This is a guest post by Peter Zoller.
Stephen Howes’ discussion paper on Aid Effectiveness (“An overview of aid effectiveness determinants and strategies”) admirably presented some quite complex issues with great clarity. It is especially worth reading his succinct analysis of the distinctions between the Gospels According to Sachs, Easterly and Collier).
He also cogently sums up some of the problems faced by donor agencies, including their unique position as the only part of government whose principal stakeholders lie elsewhere. Overcoming the agent/principal divergence thereby created is a key challenge for greater aid effectiveness; transparency must play a role in this as a means of ensuring greater accountability of aid officials and their governments for the extent to which the aid they disburse meets the real needs of the intended recipients. Of course, this assumes that “poverty reduction” is really the benchmark for aid effectiveness and Stephen’s paper proceeds on that assumption while noting in passing that other dimensions of “national interest” sometimes intervene. Something of an understatement!
Transparency will however only contribute significantly to effectiveness if it is done honestly and if the mass of data is used to properly assess what has actually be achieved. As the recent exchange generated by Terence Wood’s piece on the Devpolicy blog shows, neither can be taken for granted. The issue of harnessing transparency for the benefit of the poorest and most excluded by ensuring they can access and respond to the data is an especially big challenge and one that NGOs need to address.

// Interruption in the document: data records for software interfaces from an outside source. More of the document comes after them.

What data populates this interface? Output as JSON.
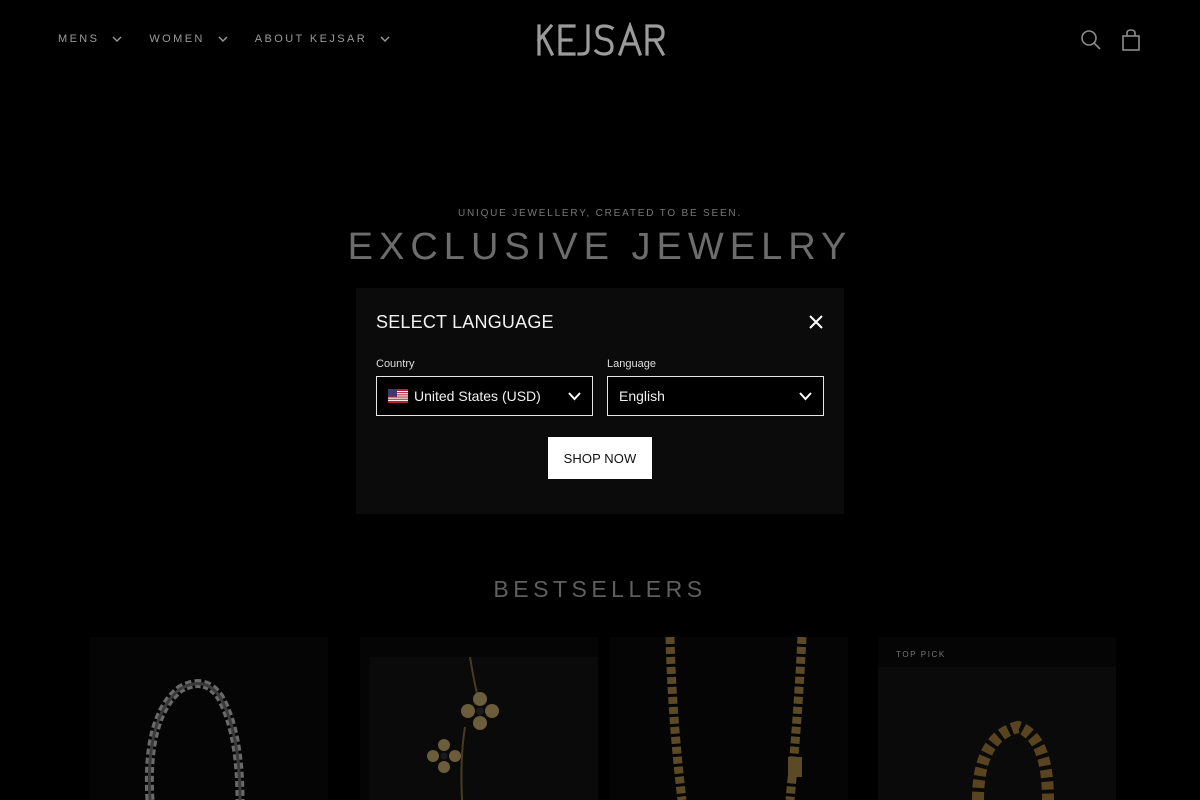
{
  "header": {
    "nav": [
      {
        "label": "MENS"
      },
      {
        "label": "WOMEN"
      },
      {
        "label": "ABOUT KEJSAR"
      }
    ],
    "logo_text": "KEJSAR",
    "icons": [
      "search-icon",
      "cart-icon"
    ]
  },
  "hero": {
    "eyebrow": "UNIQUE JEWELLERY, CREATED TO BE SEEN.",
    "title": "EXCLUSIVE JEWELRY"
  },
  "modal": {
    "title": "SELECT LANGUAGE",
    "country_label": "Country",
    "country_value": "United States (USD)",
    "language_label": "Language",
    "language_value": "English",
    "button": "SHOP NOW"
  },
  "bestsellers": {
    "title": "BESTSELLERS",
    "badge": "TOP PICK"
  },
  "colors": {
    "background": "#000000",
    "modal_bg": "#0b0b0b",
    "button_bg": "#ffffff",
    "muted_text": "#6d6d6d"
  }
}
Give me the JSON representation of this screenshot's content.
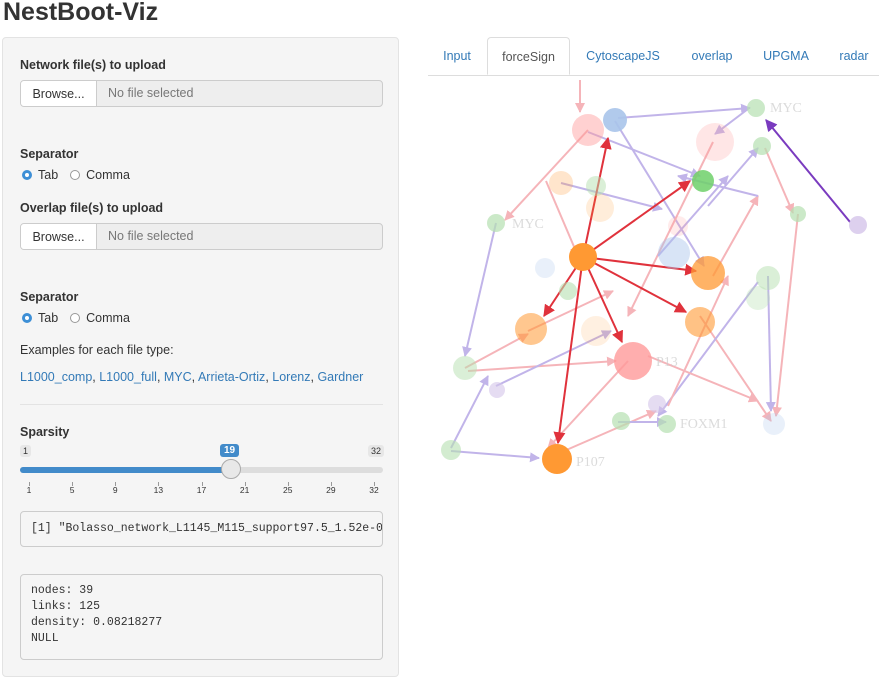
{
  "app": {
    "title": "NestBoot-Viz"
  },
  "sidebar": {
    "network_label": "Network file(s) to upload",
    "network_browse": "Browse...",
    "network_status": "No file selected",
    "sep1_label": "Separator",
    "sep1_options": [
      "Tab",
      "Comma"
    ],
    "sep1_selected": "Tab",
    "overlap_label": "Overlap file(s) to upload",
    "overlap_browse": "Browse...",
    "overlap_status": "No file selected",
    "sep2_label": "Separator",
    "sep2_options": [
      "Tab",
      "Comma"
    ],
    "sep2_selected": "Tab",
    "examples_label": "Examples for each file type:",
    "examples": [
      "L1000_comp",
      "L1000_full",
      "MYC",
      "Arrieta-Ortiz",
      "Lorenz",
      "Gardner"
    ],
    "sparsity_label": "Sparsity",
    "slider": {
      "min": "1",
      "max": "32",
      "value": "19",
      "value_fraction": 0.5806,
      "ticks": [
        "1",
        "5",
        "9",
        "13",
        "17",
        "21",
        "25",
        "29",
        "32"
      ]
    },
    "output_line": "[1] \"Bolasso_network_L1145_M115_support97.5_1.52e-0",
    "stats": {
      "nodes": "nodes: 39",
      "links": "links: 125",
      "density": "density: 0.08218277",
      "null": "NULL"
    }
  },
  "tabs": [
    "Input",
    "forceSign",
    "CytoscapeJS",
    "overlap",
    "UPGMA",
    "radar"
  ],
  "active_tab": "forceSign",
  "graph": {
    "node_labels": [
      "MYC",
      "MYC",
      "P107",
      "P13",
      "FOXM1"
    ],
    "colors": {
      "orange": "#ff9933",
      "pink": "#ff9a9a",
      "blue": "#a9c4ea",
      "green": "#b5e0b0",
      "lavender": "#d4c4ea",
      "red_edge": "#e0323c",
      "purple_edge": "#7a3bbf",
      "faint_red_edge": "#f4a8ad",
      "faint_blue_edge": "#b7a8e6"
    }
  }
}
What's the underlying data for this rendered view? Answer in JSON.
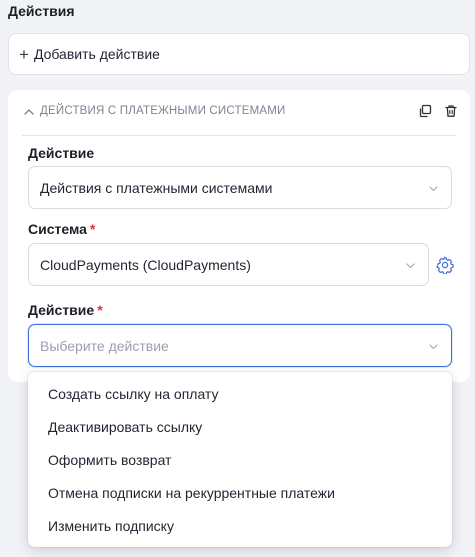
{
  "section": {
    "title": "Действия"
  },
  "add_action": {
    "plus": "+",
    "label": "Добавить действие"
  },
  "panel": {
    "title": "ДЕЙСТВИЯ С ПЛАТЕЖНЫМИ СИСТЕМАМИ",
    "icons": [
      "chevron-up-icon",
      "copy-icon",
      "trash-icon"
    ]
  },
  "fields": {
    "action_type": {
      "label": "Действие",
      "value": "Действия с платежными системами"
    },
    "system": {
      "label": "Система",
      "required_mark": "*",
      "value": "CloudPayments (CloudPayments)"
    },
    "action": {
      "label": "Действие",
      "required_mark": "*",
      "placeholder": "Выберите действие"
    }
  },
  "dropdown": {
    "options": [
      "Создать ссылку на оплату",
      "Деактивировать ссылку",
      "Оформить возврат",
      "Отмена подписки на рекуррентные платежи",
      "Изменить подписку"
    ]
  },
  "colors": {
    "accent": "#3d6fd8",
    "required": "#e0303c",
    "background": "#f2f3f6",
    "muted_text": "#7d8494"
  }
}
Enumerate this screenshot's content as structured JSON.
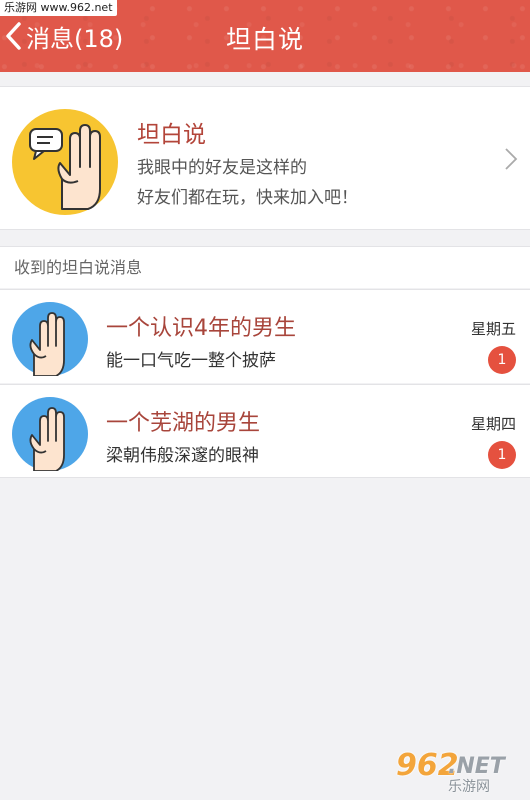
{
  "watermark_top": "乐游网 www.962.net",
  "nav": {
    "back_label": "消息(18)",
    "title": "坦白说"
  },
  "promo": {
    "title": "坦白说",
    "line1": "我眼中的好友是这样的",
    "line2": "好友们都在玩，快来加入吧！",
    "icon": "hand-chat-bubble-icon"
  },
  "section": {
    "header": "收到的坦白说消息"
  },
  "messages": [
    {
      "title": "一个认识4年的男生",
      "subtitle": "能一口气吃一整个披萨",
      "day": "星期五",
      "badge": "1",
      "icon": "male-hand-icon"
    },
    {
      "title": "一个芜湖的男生",
      "subtitle": "梁朝伟般深邃的眼神",
      "day": "星期四",
      "badge": "1",
      "icon": "male-hand-icon"
    }
  ],
  "watermark_br": {
    "num": "962",
    "net": ".NET",
    "cn": "乐游网"
  },
  "colors": {
    "nav_bg": "#e0584a",
    "title_red": "#a8453b",
    "badge_red": "#e5513f",
    "promo_icon_bg": "#f7c531",
    "avatar_bg": "#4ea6e8"
  }
}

That brings me to my main point of contention with Stephen. This concerns the effectiveness of activities intended to create stronger bottom-up demand for better governance – empowerment. He argues that the this is problematic as an aspect of donor efforts to strengthen governance, in part because donor funding of civil society activities to create stronger levels of empowerment can jeopardise the credibility of the NGOs undertaking these activities. This is a risk, but it can be avoided so long as the groups receiving the support establish their credibility by maintaining their independence of approach and demonstrating that they are embedded the communities they serve.
The main threats to donor support for empowerment activities, I suggest, come from different directions. First, they tend to spend small amounts and require relatively high management costs – which presents problems with a spend imperative and Treasury demands to do more with less. Second, evaluation is problematic: The outcomes from empowerment are generally measurable only in the longer term. Also, it is a two stage process – achievement of empowerment and then improved indicators achieved through empowerment – with all the problems of attribution that are thereby entailed. Donor agencies required to provide annual reporting against quantitative indicators can find this all too hard; real effectiveness is sacrificed in favour of more easily measured proxies.
Peter Zoller is a former Australian and British diplomat and aid official who continues to write on aid matters.